● **ACTIVITY**
Restate each record below word for word, skipping images.

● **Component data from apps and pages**
##############################

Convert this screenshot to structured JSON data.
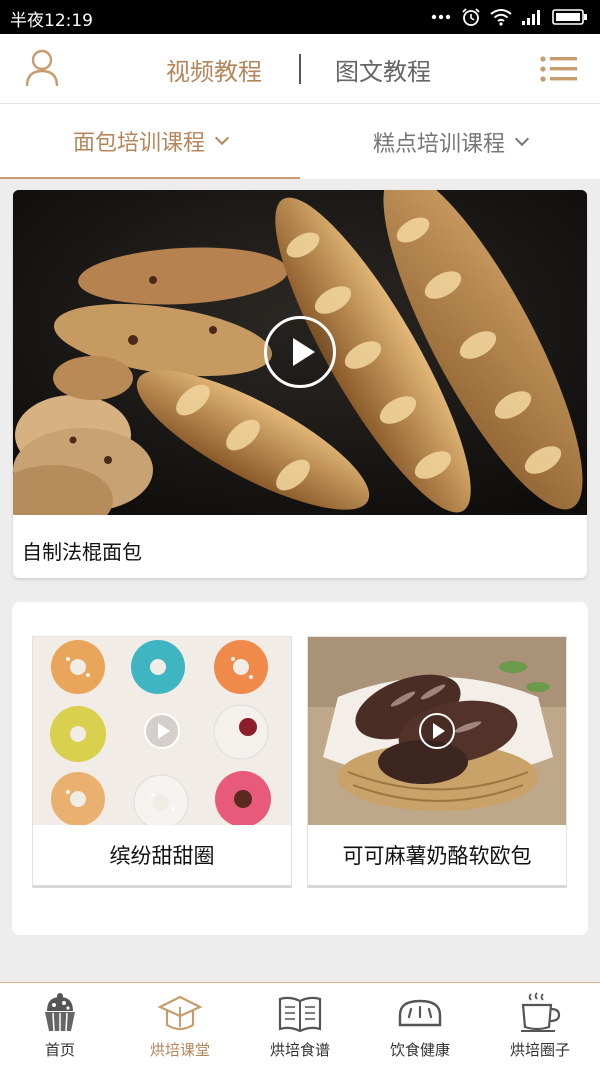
{
  "status_bar": {
    "time": "半夜12:19"
  },
  "top_nav": {
    "tabs": [
      {
        "label": "视频教程",
        "active": true
      },
      {
        "label": "图文教程",
        "active": false
      }
    ],
    "accent_color": "#b5865a"
  },
  "sub_nav": {
    "items": [
      {
        "label": "面包培训课程",
        "active": true
      },
      {
        "label": "糕点培训课程",
        "active": false
      }
    ]
  },
  "featured": {
    "title": "自制法棍面包",
    "image": "baguette-photo",
    "icon": "play-icon"
  },
  "videos": [
    {
      "title": "缤纷甜甜圈",
      "image": "donuts-photo",
      "icon": "play-icon"
    },
    {
      "title": "可可麻薯奶酪软欧包",
      "image": "cocoa-bread-photo",
      "icon": "play-icon"
    }
  ],
  "tab_bar": {
    "items": [
      {
        "label": "首页",
        "icon": "cupcake-icon",
        "active": false
      },
      {
        "label": "烘培课堂",
        "icon": "graduation-cap-icon",
        "active": true
      },
      {
        "label": "烘培食谱",
        "icon": "recipe-book-icon",
        "active": false
      },
      {
        "label": "饮食健康",
        "icon": "bread-loaf-icon",
        "active": false
      },
      {
        "label": "烘培圈子",
        "icon": "coffee-cup-icon",
        "active": false
      }
    ]
  }
}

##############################

● **EXPECTED ANSWER**
Convert this screenshot to structured JSON data.
{
  "status_bar": {
    "time": "半夜12:19"
  },
  "top_nav": {
    "tabs": [
      {
        "label": "视频教程",
        "active": true
      },
      {
        "label": "图文教程",
        "active": false
      }
    ],
    "accent_color": "#b5865a"
  },
  "sub_nav": {
    "items": [
      {
        "label": "面包培训课程",
        "active": true
      },
      {
        "label": "糕点培训课程",
        "active": false
      }
    ]
  },
  "featured": {
    "title": "自制法棍面包",
    "image": "baguette-photo",
    "icon": "play-icon"
  },
  "videos": [
    {
      "title": "缤纷甜甜圈",
      "image": "donuts-photo",
      "icon": "play-icon"
    },
    {
      "title": "可可麻薯奶酪软欧包",
      "image": "cocoa-bread-photo",
      "icon": "play-icon"
    }
  ],
  "tab_bar": {
    "items": [
      {
        "label": "首页",
        "icon": "cupcake-icon",
        "active": false
      },
      {
        "label": "烘培课堂",
        "icon": "graduation-cap-icon",
        "active": true
      },
      {
        "label": "烘培食谱",
        "icon": "recipe-book-icon",
        "active": false
      },
      {
        "label": "饮食健康",
        "icon": "bread-loaf-icon",
        "active": false
      },
      {
        "label": "烘培圈子",
        "icon": "coffee-cup-icon",
        "active": false
      }
    ]
  }
}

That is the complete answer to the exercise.